How much do you pay on fixed costs?

“I have bought a house in The Hague and pay 800 euro per month on my mortgage. But I also rent out part of my house which earns me almost that same amount. This provides a passive income I don't have to work extra for. In terms of fixed costs, that leaves me with the bills for gas, water, electricity, my contribution to the ANWB (Dutch tourist association), telephone, internet and Netflix. I don't have television. I am a member of the Postcodeloterij (national postal code lottery) though, but just because I wouldn't be able to cope with the entire street winning a lot of money and I don't.”

What else do you spend your money on?

“I'm not really a big spender, but I don't have any money left at the end of the month, so it had to be spent on something… I think groceries is a big expense as I am definitely not saving money on foodstuffs. I often buy organic produce and those products are not cheap. I also enjoy going out for the day, so a lot of money is spent on petrol. I share a car with my mother, but that thing is consuming petrol like crazy. I also spend money on books and cookbooks and on herbs and essential oils. Spending money on clothing or going out for drinks or dinner is not really my thing.”


How much savings do you have?

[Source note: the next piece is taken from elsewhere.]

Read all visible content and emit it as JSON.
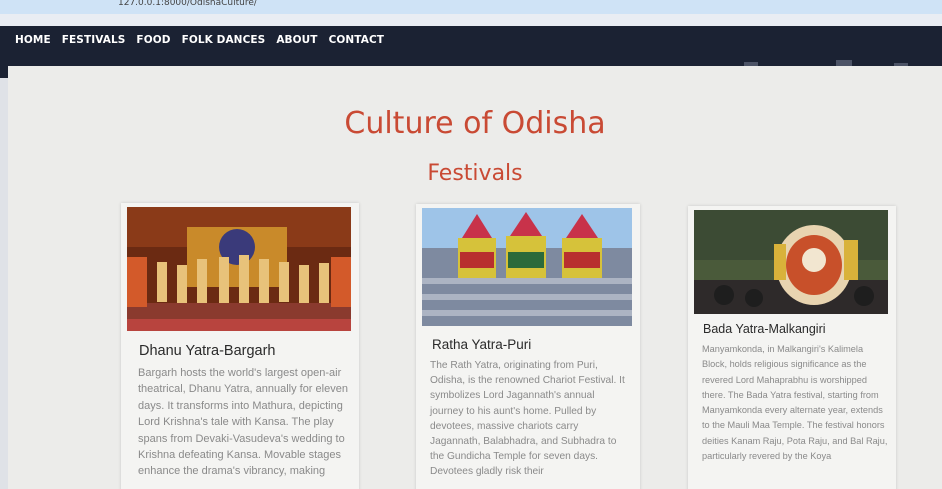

“I save a lot, for the ‘just in case’ stuff. I have now saved about 15,000 euro and I am really not touching that money. I determine an amount I am allowed to spend on a monthly basis, I aim at a minimum of 1,000 euro, and that's really the maximum amount I use. If I see a nice dress when my monthly allowance is spent, I make myself wait until next month. Some people believe that to be strict, but it works for me. I have eight different savings funds into which I divide my income. 40 percent is put aside for my turnover tax, even though I know I have to pay a lot less at the end, but it also allows for a nice savings fund. Other than that, I have a fund for Corona, my car, holidays, operating expenses, income, work disability and private savings. I divide every euro I earn into all those funds.”

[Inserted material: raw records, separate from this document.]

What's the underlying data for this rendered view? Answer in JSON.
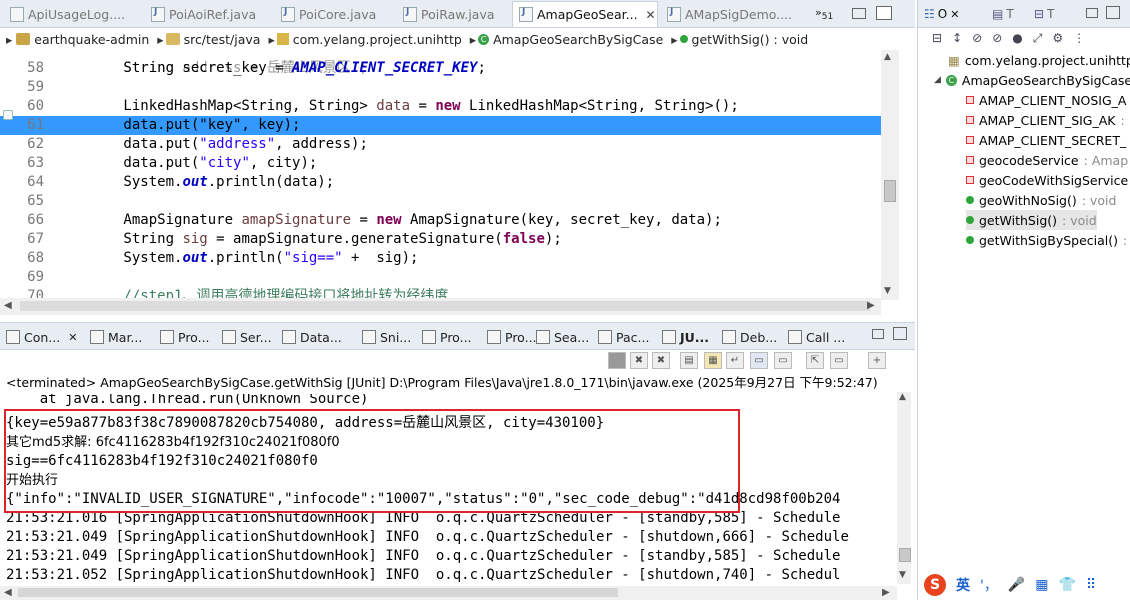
{
  "editor_tabs": [
    {
      "label": "ApiUsageLog....",
      "active": false
    },
    {
      "label": "PoiAoiRef.java",
      "active": false
    },
    {
      "label": "PoiCore.java",
      "active": false
    },
    {
      "label": "PoiRaw.java",
      "active": false
    },
    {
      "label": "AmapGeoSear...",
      "active": true
    },
    {
      "label": "AMapSigDemo....",
      "active": false
    }
  ],
  "overflow_count": "51",
  "breadcrumb": [
    "earthquake-admin",
    "src/test/java",
    "com.yelang.project.unihttp",
    "AmapGeoSearchBySigCase",
    "getWithSig() : void"
  ],
  "code_lines": [
    {
      "n": "58",
      "tokens": [
        {
          "t": "        String secret_key = ",
          "c": ""
        },
        {
          "t": "AMAP_CLIENT_SECRET_KEY",
          "c": "const"
        },
        {
          "t": ";",
          "c": ""
        }
      ]
    },
    {
      "n": "59",
      "tokens": []
    },
    {
      "n": "60",
      "tokens": [
        {
          "t": "        LinkedHashMap<String, String> ",
          "c": ""
        },
        {
          "t": "data",
          "c": "var"
        },
        {
          "t": " = ",
          "c": ""
        },
        {
          "t": "new",
          "c": "kw"
        },
        {
          "t": " LinkedHashMap<String, String>();",
          "c": ""
        }
      ]
    },
    {
      "n": "61",
      "tokens": [
        {
          "t": "        data.put(\"key\", key);",
          "c": ""
        }
      ],
      "highlight": true
    },
    {
      "n": "62",
      "tokens": [
        {
          "t": "        data.put(",
          "c": ""
        },
        {
          "t": "\"address\"",
          "c": "str"
        },
        {
          "t": ", address);",
          "c": ""
        }
      ]
    },
    {
      "n": "63",
      "tokens": [
        {
          "t": "        data.put(",
          "c": ""
        },
        {
          "t": "\"city\"",
          "c": "str"
        },
        {
          "t": ", city);",
          "c": ""
        }
      ]
    },
    {
      "n": "64",
      "tokens": [
        {
          "t": "        System.",
          "c": ""
        },
        {
          "t": "out",
          "c": "fld"
        },
        {
          "t": ".println(data);",
          "c": ""
        }
      ]
    },
    {
      "n": "65",
      "tokens": []
    },
    {
      "n": "66",
      "tokens": [
        {
          "t": "        AmapSignature ",
          "c": ""
        },
        {
          "t": "amapSignature",
          "c": "var"
        },
        {
          "t": " = ",
          "c": ""
        },
        {
          "t": "new",
          "c": "kw"
        },
        {
          "t": " AmapSignature(key, secret_key, data);",
          "c": ""
        }
      ]
    },
    {
      "n": "67",
      "tokens": [
        {
          "t": "        String ",
          "c": ""
        },
        {
          "t": "sig",
          "c": "var"
        },
        {
          "t": " = amapSignature.generateSignature(",
          "c": ""
        },
        {
          "t": "false",
          "c": "kw"
        },
        {
          "t": ");",
          "c": ""
        }
      ]
    },
    {
      "n": "68",
      "tokens": [
        {
          "t": "        System.",
          "c": ""
        },
        {
          "t": "out",
          "c": "fld"
        },
        {
          "t": ".println(",
          "c": ""
        },
        {
          "t": "\"sig==\"",
          "c": "str"
        },
        {
          "t": " +  sig);",
          "c": ""
        }
      ]
    },
    {
      "n": "69",
      "tokens": []
    },
    {
      "n": "70",
      "tokens": [
        {
          "t": "        //step1、调用高德地理编码接口将地址转为经纬度",
          "c": "cmt"
        }
      ]
    }
  ],
  "outline": {
    "tabs": [
      "O",
      "T",
      "T"
    ],
    "package": "com.yelang.project.unihttp",
    "class_name": "AmapGeoSearchBySigCase",
    "members": [
      {
        "icon": "static-final-field",
        "name": "AMAP_CLIENT_NOSIG_A",
        "type": ""
      },
      {
        "icon": "static-final-field",
        "name": "AMAP_CLIENT_SIG_AK",
        "type": " :"
      },
      {
        "icon": "static-final-field",
        "name": "AMAP_CLIENT_SECRET_",
        "type": ""
      },
      {
        "icon": "private-field",
        "name": "geocodeService",
        "type": " : Amap"
      },
      {
        "icon": "private-field",
        "name": "geoCodeWithSigService",
        "type": ""
      },
      {
        "icon": "public-method",
        "name": "geoWithNoSig()",
        "type": " : void"
      },
      {
        "icon": "public-method",
        "name": "getWithSig()",
        "type": " : void"
      },
      {
        "icon": "public-method",
        "name": "getWithSigBySpecial()",
        "type": " :"
      }
    ]
  },
  "console_tabs": [
    "Con...",
    "Mar...",
    "Pro...",
    "Ser...",
    "Data...",
    "Sni...",
    "Pro...",
    "Pro...",
    "Sea...",
    "Pac...",
    "JU...",
    "Deb...",
    "Call ..."
  ],
  "terminated_line": "<terminated> AmapGeoSearchBySigCase.getWithSig [JUnit] D:\\Program Files\\Java\\jre1.8.0_171\\bin\\javaw.exe (2025年9月27日 下午9:52:47)",
  "console_lines": [
    {
      "text": "    at java.lang.Thread.run(Unknown Source)",
      "cjk": false
    },
    {
      "text": "{key=e59a877b83f38c7890087820cb754080, address=岳麓山风景区, city=430100}",
      "cjk": false
    },
    {
      "text": "其它md5求解: 6fc4116283b4f192f310c24021f080f0",
      "cjk": true
    },
    {
      "text": "sig==6fc4116283b4f192f310c24021f080f0",
      "cjk": false
    },
    {
      "text": "开始执行",
      "cjk": true
    },
    {
      "text": "{\"info\":\"INVALID_USER_SIGNATURE\",\"infocode\":\"10007\",\"status\":\"0\",\"sec_code_debug\":\"d41d8cd98f00b204",
      "cjk": false
    },
    {
      "text": "21:53:21.016 [SpringApplicationShutdownHook] INFO  o.q.c.QuartzScheduler - [standby,585] - Schedule",
      "cjk": false
    },
    {
      "text": "21:53:21.049 [SpringApplicationShutdownHook] INFO  o.q.c.QuartzScheduler - [shutdown,666] - Schedule",
      "cjk": false
    },
    {
      "text": "21:53:21.049 [SpringApplicationShutdownHook] INFO  o.q.c.QuartzScheduler - [standby,585] - Schedule",
      "cjk": false
    },
    {
      "text": "21:53:21.052 [SpringApplicationShutdownHook] INFO  o.q.c.QuartzScheduler - [shutdown,740] - Schedul",
      "cjk": false
    }
  ],
  "ime": {
    "label": "英"
  },
  "colors": {
    "highlight": "#3399ff",
    "redbox": "#e0242b",
    "keyword": "#7f0055",
    "string": "#2a00ff"
  }
}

Have you arranged anything for your pension?

“My house is my pension as that's now appraised with an excess value of 200k. I am also planning to buy a second house to rent out. Let's say that earns my 2000 euro per month, plus AOW (state pension), that would be great. My fund for work disability also amounts to 20,000 euro, so I think all of those funds together will help me make ends meet later on. And if not, I will just live in a tent, LOL.”


How much would you like to receive per month following your retirement?

“You know what: I really haven't thought about that yet? It’s also very difficult to estimate. Whatever amount you now think you'll be needing later on, may have just as well lost its value by then due to inflation. If I would earn the same amount then as I earn now, proportionally, that would be okay for me.”


How do you envisage your life by then?

“Among the plants surrounding my house in France I hope to own by then. If you look deep down inside my heart, I wouldn't mind being there already. The sooner I am able to stop working, the greater it would be. But I also think I will always do something to keep busy.”